2005N-0345 Drug Approvals: Circumstances under which an active ingredient may be simultaneously marketed in both a prescription drug product and an over-the-counter drug product
FDA Comment Number : EC1619
Submitter : Ms. Mary Alice Belov Date & Time: 10/31/2005 01:10:35
Organization : Ms. Mary Alice Belov
Category : Individual Consumer
Issue Areas/Comments
1
A. Should FDA initiate a rulemaking to codify its interpretation of section 503(b) of the action regarding when an active ingredient can be simultaneously marketed in both prescription drug product and an OTC drug product?
October 24, 2005

The FDA should simply approve without further delay, OTC sale of emergency contraception - with no prescriptions required for any age group. This obviates the need for any new rulemaking. Both of the advisory FDA committees that exhaustively reviewed data in December 2003 found that emergency contraception was safe and effective and consequently recommended OTC approval.

More than 70 professional medical and public health associations including the American Medical Association, the American College of Obstetricians and Gynecologists and the Society for Adolescent Medicine have endorsed EC access for women of all ages. The American Academy of Pediatrics has urged its members to "help ensure that all adolescents have knowledge of and access to contraception, including barrier methods and EC supplies.

When the age restriction was suggested at the December Advisory Committee meetings, the FDA staff noted then that it has been the policy of the Division of Reproductive and Urologic Drug Products to make no distinction between post-pubescent adolescents and adult women insofar as contraceptive use is concerned. The Advisory Committee members then rejected the age restriction proposal.

The apparent move by the agency to restrict access to young women, 16 years of age and younger, therefore flies in the face of the recommendations of the majority of respected medical professional associations and the government's own stated policy.



1.
B. Is there significant confusion regarding FDA's interpretation of section 503(b) of the act?
There is no confusion regarding the FDA's interpretation of section 503(b) of the act.

The FDA's muddling of the situation is a false "confusion" and has "muddled" what should have been a clear- cut decision to approve over-the- counter sale of this safe and effective emergency contraception.


C. If so, would a rulemaking on this issue help dispet that confusion?
There is no confusion. There is only a proposed rule with its lengthy comment and review process is being suggested only to drag out the time period before a final decision on EC - OTC is made. It is completely unnecessary.
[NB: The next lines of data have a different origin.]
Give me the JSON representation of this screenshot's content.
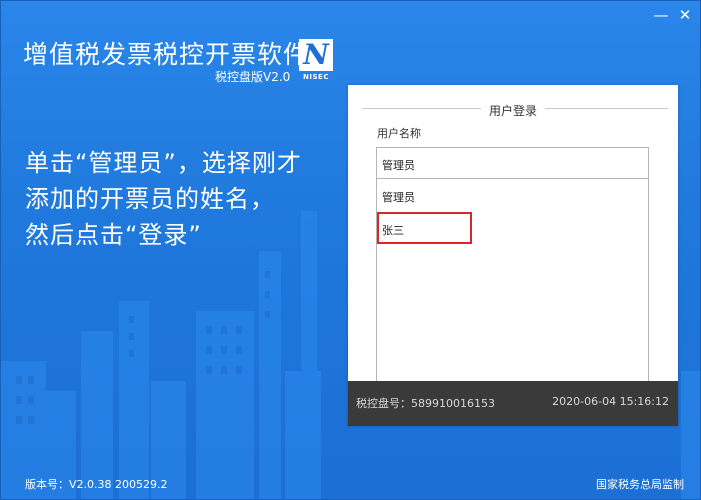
{
  "window": {
    "minimize_symbol": "—",
    "close_symbol": "✕"
  },
  "header": {
    "title": "增值税发票税控开票软件",
    "version": "税控盘版V2.0",
    "logo_letter": "N",
    "logo_text": "NISEC"
  },
  "instruction": {
    "lines": [
      "单击“管理员”，选择刚才",
      "添加的开票员的姓名，",
      "然后点击“登录”"
    ]
  },
  "login": {
    "title": "用户登录",
    "username_label": "用户名称",
    "selected_value": "管理员",
    "options": [
      "管理员",
      "张三"
    ],
    "highlighted_option": "张三"
  },
  "status": {
    "disk_no": "税控盘号：589910016153",
    "datetime": "2020-06-04 15:16:12"
  },
  "footer": {
    "version": "版本号：V2.0.38 200529.2",
    "supervisor": "国家税务总局监制"
  },
  "colors": {
    "background": "#1f78dc",
    "highlight_border": "#d9262c",
    "statusbar": "#3a3a3a"
  }
}
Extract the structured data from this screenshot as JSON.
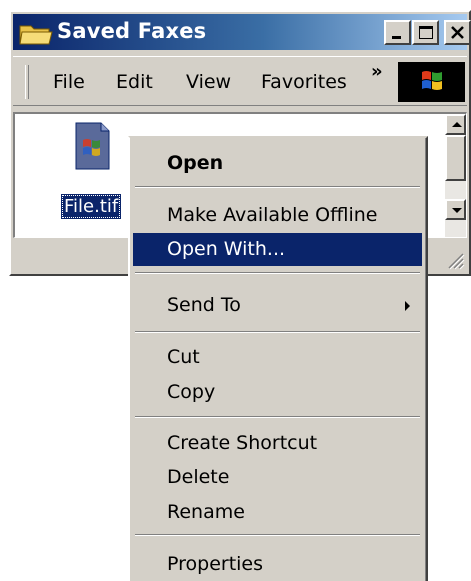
{
  "window": {
    "title": "Saved Faxes",
    "menus": [
      "File",
      "Edit",
      "View",
      "Favorites"
    ],
    "chevron": "»"
  },
  "file": {
    "name": "File.tif"
  },
  "context_menu": {
    "open": "Open",
    "make_available_offline": "Make Available Offline",
    "open_with": "Open With...",
    "send_to": "Send To",
    "cut": "Cut",
    "copy": "Copy",
    "create_shortcut": "Create Shortcut",
    "delete": "Delete",
    "rename": "Rename",
    "properties": "Properties",
    "highlighted": "Open With...",
    "highlight_color": "#0a246a"
  },
  "icons": {
    "title": "folder-icon",
    "file": "tif-file-icon",
    "logo": "windows-logo-icon"
  }
}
2
A. If FDA limited sale of an OTC product to a particular subpopulation, e.g., by making the product available to the subpopulation by prescription only, would FDA be able to enforce such a limitation as a matter of law?
Such items that are sold only to purchasers over a certain age, includ alcohol, tobacco, and the nicotine patch. There is no point for such a limited sale. Asking for identification is both burdensome and unnecessary - and is an unacceptable intrusion on personal privacy with regard to medical care. Limiting sale of emergency contraception to young women is a bad idea, and it is simply inappropriate to deny young women the means to prevent pregnancy. The FDA's job is to determine safety and efficacy, not to serve as the "morality police" on behalf of any special interest group.


B. If it could, would it be able to do so as practical matter and, if so, how?
Again, this is totally impractical and there is no reason for such a move.

Such a move would be intrusive for all young women who would be required to show personal identification as a proof of age. The suggestion of federal enforcement brings to mind federal agents pursuing 16 year olds concerned about an unintended pregnancy who in the act of obtaining emergency contraception are breaking a federal law. The absurdity is hard to exaggerate.


3
A. Assuming it is legal to market the same active ingredient in both a prescription and OTC product, may the different products be legally sold in the same package?
Why not? They are the same product and have the same basic purpose - elimination of unwanted pregnancies.

Some with the anti-birth control ideology also pretend to wish to prevent abortions, but in fact, do what they can to cause unwanted pregnancies and, thus, abortions.
B. If the two products may be lawfully sold in a single package, under what circumstances would it be inappropriate to do so?
I can think of no such circumstances.
GENERAL
GENERAL
This entire endeavor is an attempt to play to the few people with an ideology against birth control, a pretension for "pro-life," etc.

There is no true reason for this attempt to negatively affect women's lives - at any age.